Give the records below again, word for word. No pictures belong in the copy.

Recorded data:
● ● ● ● ● ● ●

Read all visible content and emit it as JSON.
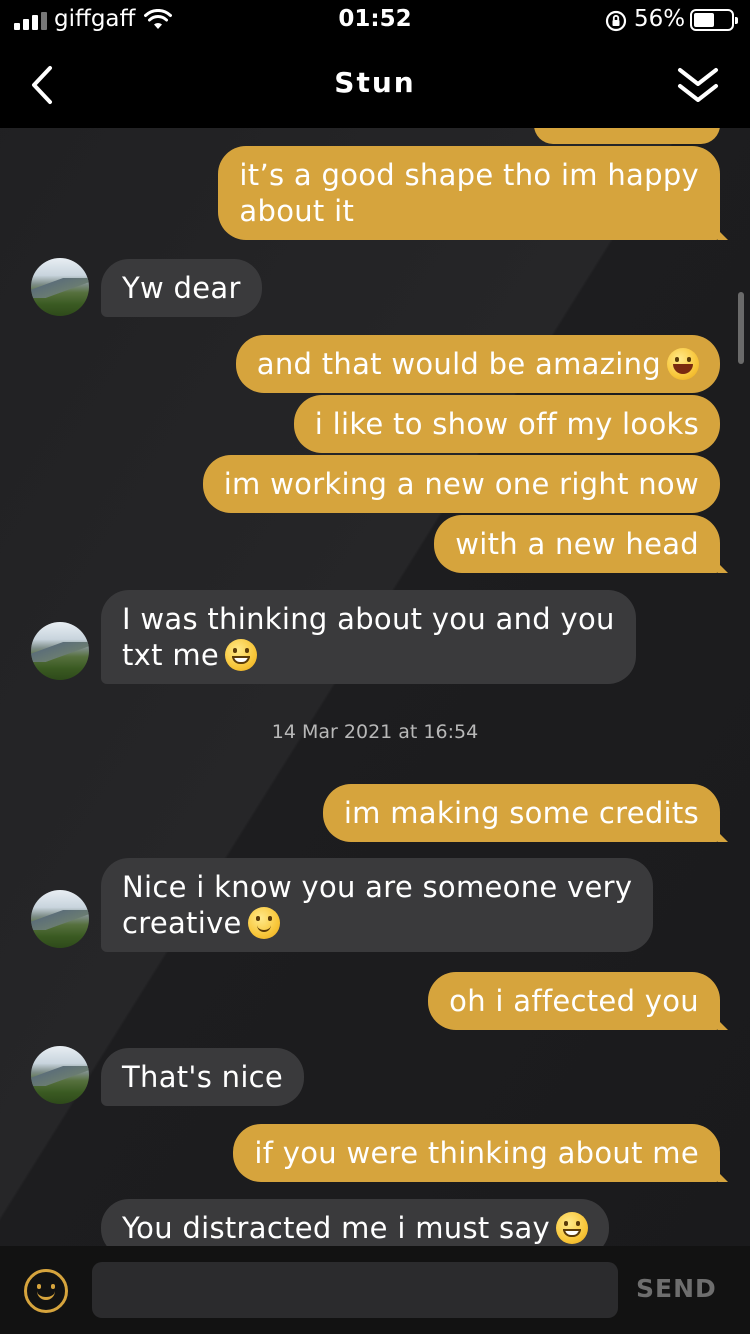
{
  "status_bar": {
    "carrier": "giffgaff",
    "time": "01:52",
    "battery_percent": "56%",
    "battery_level": 0.56
  },
  "header": {
    "title": "Stun",
    "back_icon": "chevron-left-icon",
    "collapse_icon": "double-chevron-down-icon"
  },
  "messages": [
    {
      "side": "out",
      "lines": [
        "it’s a good shape tho im happy",
        "about it"
      ]
    },
    {
      "side": "in",
      "lines": [
        "Yw dear"
      ]
    },
    {
      "side": "out",
      "lines": [
        "and that would be amazing"
      ],
      "emoji": "laughing-tears-emoji"
    },
    {
      "side": "out",
      "lines": [
        "i like to show off my looks"
      ]
    },
    {
      "side": "out",
      "lines": [
        "im working a new one right now"
      ]
    },
    {
      "side": "out",
      "lines": [
        "with a new head"
      ]
    },
    {
      "side": "in",
      "lines": [
        "I was thinking about you and you",
        "txt me"
      ],
      "emoji": "grinning-emoji"
    },
    {
      "side": "out",
      "lines": [
        "im making some credits"
      ]
    },
    {
      "side": "in",
      "lines": [
        "Nice i know you are someone very",
        "creative"
      ],
      "emoji": "smiling-emoji"
    },
    {
      "side": "out",
      "lines": [
        "oh i affected you"
      ]
    },
    {
      "side": "in",
      "lines": [
        "That's nice"
      ]
    },
    {
      "side": "out",
      "lines": [
        "if you were thinking about me"
      ]
    },
    {
      "side": "in",
      "lines": [
        "You distracted me i must say"
      ],
      "emoji": "grinning-emoji"
    }
  ],
  "timestamp": "14 Mar 2021 at 16:54",
  "composer": {
    "placeholder": "",
    "value": "",
    "send_label": "SEND"
  },
  "colors": {
    "outgoing_bubble": "#d6a43d",
    "incoming_bubble": "#3a3a3c",
    "accent": "#d6a43d",
    "background": "#1c1c1e"
  }
}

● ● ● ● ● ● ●

> [Your response]:
Read all visible content and emit it as JSON.
{
  "status_bar": {
    "carrier": "giffgaff",
    "time": "01:52",
    "battery_percent": "56%",
    "battery_level": 0.56
  },
  "header": {
    "title": "Stun",
    "back_icon": "chevron-left-icon",
    "collapse_icon": "double-chevron-down-icon"
  },
  "messages": [
    {
      "side": "out",
      "lines": [
        "it’s a good shape tho im happy",
        "about it"
      ]
    },
    {
      "side": "in",
      "lines": [
        "Yw dear"
      ]
    },
    {
      "side": "out",
      "lines": [
        "and that would be amazing"
      ],
      "emoji": "laughing-tears-emoji"
    },
    {
      "side": "out",
      "lines": [
        "i like to show off my looks"
      ]
    },
    {
      "side": "out",
      "lines": [
        "im working a new one right now"
      ]
    },
    {
      "side": "out",
      "lines": [
        "with a new head"
      ]
    },
    {
      "side": "in",
      "lines": [
        "I was thinking about you and you",
        "txt me"
      ],
      "emoji": "grinning-emoji"
    },
    {
      "side": "out",
      "lines": [
        "im making some credits"
      ]
    },
    {
      "side": "in",
      "lines": [
        "Nice i know you are someone very",
        "creative"
      ],
      "emoji": "smiling-emoji"
    },
    {
      "side": "out",
      "lines": [
        "oh i affected you"
      ]
    },
    {
      "side": "in",
      "lines": [
        "That's nice"
      ]
    },
    {
      "side": "out",
      "lines": [
        "if you were thinking about me"
      ]
    },
    {
      "side": "in",
      "lines": [
        "You distracted me i must say"
      ],
      "emoji": "grinning-emoji"
    }
  ],
  "timestamp": "14 Mar 2021 at 16:54",
  "composer": {
    "placeholder": "",
    "value": "",
    "send_label": "SEND"
  },
  "colors": {
    "outgoing_bubble": "#d6a43d",
    "incoming_bubble": "#3a3a3c",
    "accent": "#d6a43d",
    "background": "#1c1c1e"
  }
}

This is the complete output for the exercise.